_Data supplied_
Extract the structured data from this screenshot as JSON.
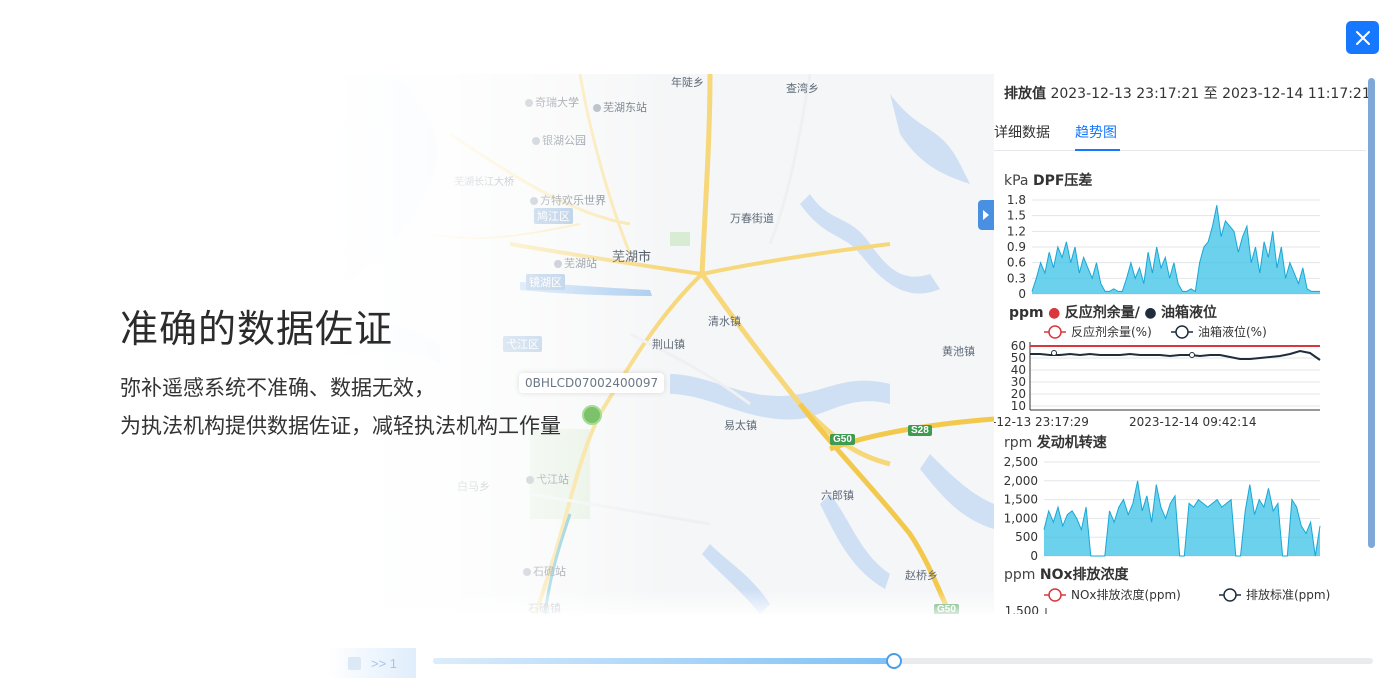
{
  "hero": {
    "title": "准确的数据佐证",
    "line1": "弥补遥感系统不准确、数据无效，",
    "line2": "为执法机构提供数据佐证，减轻执法机构工作量"
  },
  "map": {
    "vehicle_id": "0BHLCD07002400097",
    "labels": [
      {
        "text": "年陡乡",
        "cls": ""
      },
      {
        "text": "查湾乡",
        "cls": ""
      },
      {
        "text": "奇瑞大学",
        "cls": "poi"
      },
      {
        "text": "芜湖东站",
        "cls": "poi"
      },
      {
        "text": "银湖公园",
        "cls": "poi"
      },
      {
        "text": "芜湖长江大桥",
        "cls": ""
      },
      {
        "text": "方特欢乐世界",
        "cls": "poi"
      },
      {
        "text": "万春街道",
        "cls": ""
      },
      {
        "text": "芜湖市",
        "cls": "big"
      },
      {
        "text": "芜湖站",
        "cls": "poi"
      },
      {
        "text": "清水镇",
        "cls": ""
      },
      {
        "text": "荆山镇",
        "cls": ""
      },
      {
        "text": "黄池镇",
        "cls": ""
      },
      {
        "text": "易太镇",
        "cls": ""
      },
      {
        "text": "白马乡",
        "cls": ""
      },
      {
        "text": "弋江站",
        "cls": "poi"
      },
      {
        "text": "六郎镇",
        "cls": ""
      },
      {
        "text": "石硊站",
        "cls": "poi"
      },
      {
        "text": "石硊镇",
        "cls": ""
      },
      {
        "text": "赵桥乡",
        "cls": ""
      }
    ],
    "districts": [
      "鸠江区",
      "镜湖区",
      "弋江区"
    ],
    "roads": [
      "G50",
      "S28",
      "G50"
    ]
  },
  "panel": {
    "head_label": "排放值",
    "head_range_start": "2023-12-13 23:17:21",
    "head_range_sep": "至",
    "head_range_end": "2023-12-14 11:17:21",
    "tabs": [
      "详细数据",
      "趋势图"
    ]
  },
  "chart_data": [
    {
      "type": "area",
      "unit": "kPa",
      "title": "DPF压差",
      "ylim": [
        0,
        1.8
      ],
      "yticks": [
        "1.8",
        "1.5",
        "1.2",
        "0.9",
        "0.6",
        "0.3",
        "0"
      ],
      "color": "#39c1e6",
      "values": [
        0.05,
        0.3,
        0.6,
        0.4,
        0.8,
        0.5,
        0.9,
        0.7,
        1.0,
        0.6,
        0.9,
        0.4,
        0.7,
        0.5,
        0.3,
        0.6,
        0.2,
        0.05,
        0.05,
        0.1,
        0.05,
        0.05,
        0.3,
        0.6,
        0.3,
        0.5,
        0.2,
        0.8,
        0.4,
        0.9,
        0.5,
        0.7,
        0.3,
        0.6,
        0.2,
        0.05,
        0.05,
        0.1,
        0.05,
        0.6,
        0.9,
        1.0,
        1.3,
        1.7,
        1.1,
        1.4,
        1.3,
        1.2,
        0.8,
        1.1,
        1.3,
        0.6,
        0.9,
        0.4,
        1.0,
        0.7,
        1.2,
        0.5,
        0.9,
        0.3,
        0.6,
        0.4,
        0.2,
        0.5,
        0.1,
        0.05,
        0.05,
        0.05
      ]
    },
    {
      "type": "line",
      "unit": "ppm",
      "title_a": "反应剂余量/",
      "title_b": "油箱液位",
      "legend": [
        "反应剂余量(%)",
        "油箱液位(%)"
      ],
      "ylim": [
        0,
        60
      ],
      "yticks": [
        "60",
        "50",
        "40",
        "30",
        "20",
        "10"
      ],
      "xticks": [
        "-12-13 23:17:29",
        "2023-12-14 09:42:14"
      ],
      "series": [
        {
          "name": "反应剂余量(%)",
          "color": "#d9363e",
          "values": [
            60,
            60,
            60,
            60,
            60,
            60,
            60,
            60,
            60,
            60,
            60,
            60,
            60,
            60,
            60,
            60,
            60,
            60,
            60,
            60,
            60,
            60,
            60,
            60,
            60,
            60,
            60,
            60,
            60,
            60
          ]
        },
        {
          "name": "油箱液位(%)",
          "color": "#1f2d3d",
          "values": [
            52,
            52,
            51,
            51,
            52,
            51,
            52,
            51,
            51,
            51,
            52,
            51,
            51,
            51,
            50,
            51,
            51,
            50,
            51,
            51,
            49,
            47,
            47,
            48,
            49,
            50,
            52,
            55,
            53,
            46
          ]
        }
      ]
    },
    {
      "type": "area",
      "unit": "rpm",
      "title": "发动机转速",
      "ylim": [
        0,
        2500
      ],
      "yticks": [
        "2,500",
        "2,000",
        "1,500",
        "1,000",
        "500",
        "0"
      ],
      "color": "#39c1e6",
      "values": [
        700,
        1200,
        900,
        1300,
        800,
        1100,
        1200,
        1000,
        700,
        1300,
        0,
        0,
        0,
        0,
        1200,
        900,
        1300,
        1500,
        1100,
        1400,
        2000,
        1200,
        1600,
        900,
        1900,
        1300,
        1000,
        1400,
        1600,
        0,
        0,
        1400,
        1300,
        1500,
        1400,
        1300,
        1400,
        1500,
        1300,
        1400,
        1500,
        0,
        0,
        1200,
        1900,
        1100,
        1500,
        1300,
        1800,
        1200,
        1400,
        0,
        0,
        1500,
        1300,
        800,
        600,
        900,
        0,
        800
      ]
    },
    {
      "type": "line",
      "unit": "ppm",
      "title": "NOx排放浓度",
      "legend": [
        "NOx排放浓度(ppm)",
        "排放标准(ppm)"
      ],
      "yticks": [
        "1,500"
      ],
      "series": [
        {
          "name": "NOx排放浓度(ppm)",
          "color": "#d9363e"
        },
        {
          "name": "排放标准(ppm)",
          "color": "#1f2d3d"
        }
      ]
    }
  ],
  "playback": {
    "speed_label": ">> 1",
    "progress": 0.49
  }
}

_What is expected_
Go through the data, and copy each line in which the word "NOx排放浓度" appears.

_Finished task_
      "title": "NOx排放浓度",
        "NOx排放浓度(ppm)",
          "name": "NOx排放浓度(ppm)",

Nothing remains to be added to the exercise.